An organisation of chief medical officers located around the world – coordinated by UK-based health insurance group Bupa – has tested a four-week “health challenge” developed by these CMOs, Bupa has announced.
Almost 1,900 employees of participating companies in nine countries took part in the challenge, Bupa reported, noting that the pilot scheme had been deemed a “success”.
“More than half” of the participants reported that their physical activity levels had been increased as a result of the four-week scheme.
The result of the Chief Medical Officers’ Network health challenge scheme showed, Bupa added, that “simple health challenges can positively impact employees”.
The CMO Network “On Our Way Challenge” is the latest effort by a company to actively encourage individuals to improve their lifestyles, on the basis that more active, healthy-living employees are also likely to be and remain healthier than their lazier counterparts, and thus be less of a drain on these companies’ bottom lines.
In a statement outlining the health challenge and how it fared, Bupa explained that the programme had been conceived as a “flexible initiative”, whereby participants were encouraged to increase their level of physical activity during the four-week period by logging all their steps, typically doing this with the help of digital apps linked to GPS. Some of the participating companies also offered employees who signed up to the challenge money for charities and other prizes as an incentive.

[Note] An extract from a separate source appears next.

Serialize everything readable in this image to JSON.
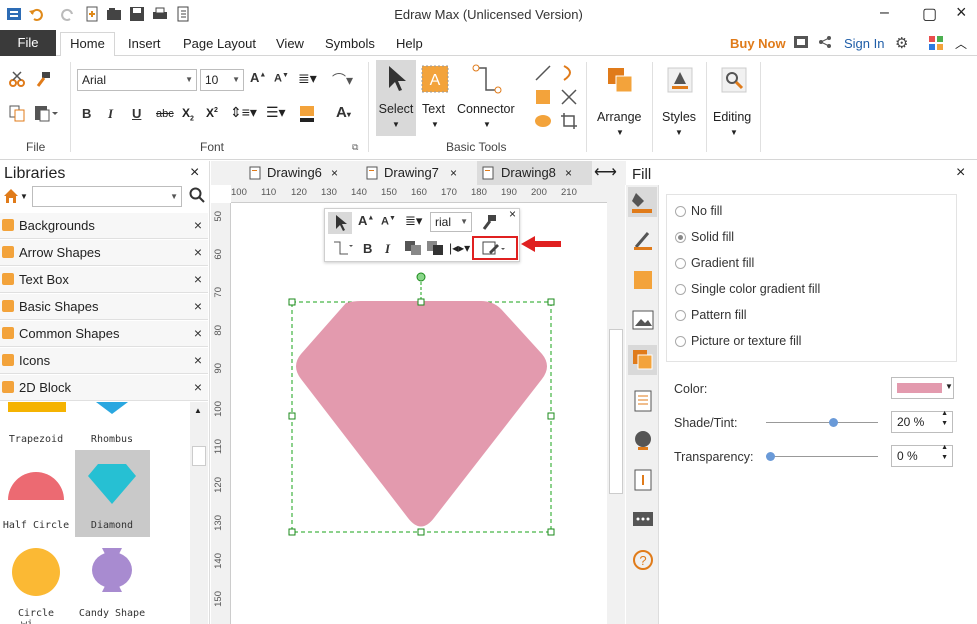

The 1,890 participants came from a variety of workforces, including flight crew in Dubai, miners in South Africa, care home assistants in New Zealand and office workers in the UK, Bupa said. Among the employers that participated were Emirates (the Dubai-based airline group); Independence Blue Cross; the Anglo American and Sibanye – Stillwater mining companies; the healthcare technology company Emis Group; the Dubai-based Abraaj investment group, and, of course, Bupa itself.
One of the biggest changes in employee behaviour was seen at Emirates, where the percentage of people exercising at least five days a week increased by 64%, according to Bupa.
It quoted the airline’s vice president of medical services, Dr Richard Jenkins, as saying that the scheme had been offered to “our entire workforce – from baggage handlers to pilots”, in an effort to determine “whether a workplace health programme with no financial incentives, but peer support and access to gyms and yoga classes, would encourage people to exercise more, as we know this can have a significant impact in the longer-term, beyond the programme”.
According to Bupa, the Chief Medical Officers’ Network was founded in 2014 and is comprised of more than 50 clinicians drawn from around the world, under the organisational umbrella of Bupa, with a shared goal of “bringing about a lasting improvement to people’s health”.
Its aim is to “harness the experience, energy and inspiration of senior clinicians working in some of the world’s biggest [health care] companies, with the aim of improving the health of the world,” a Bupa spokesperson said.
“We believe that the private sector has a role to play in tackling the biggest health challenges, working closely with other civil society players, governments and UN agencies.”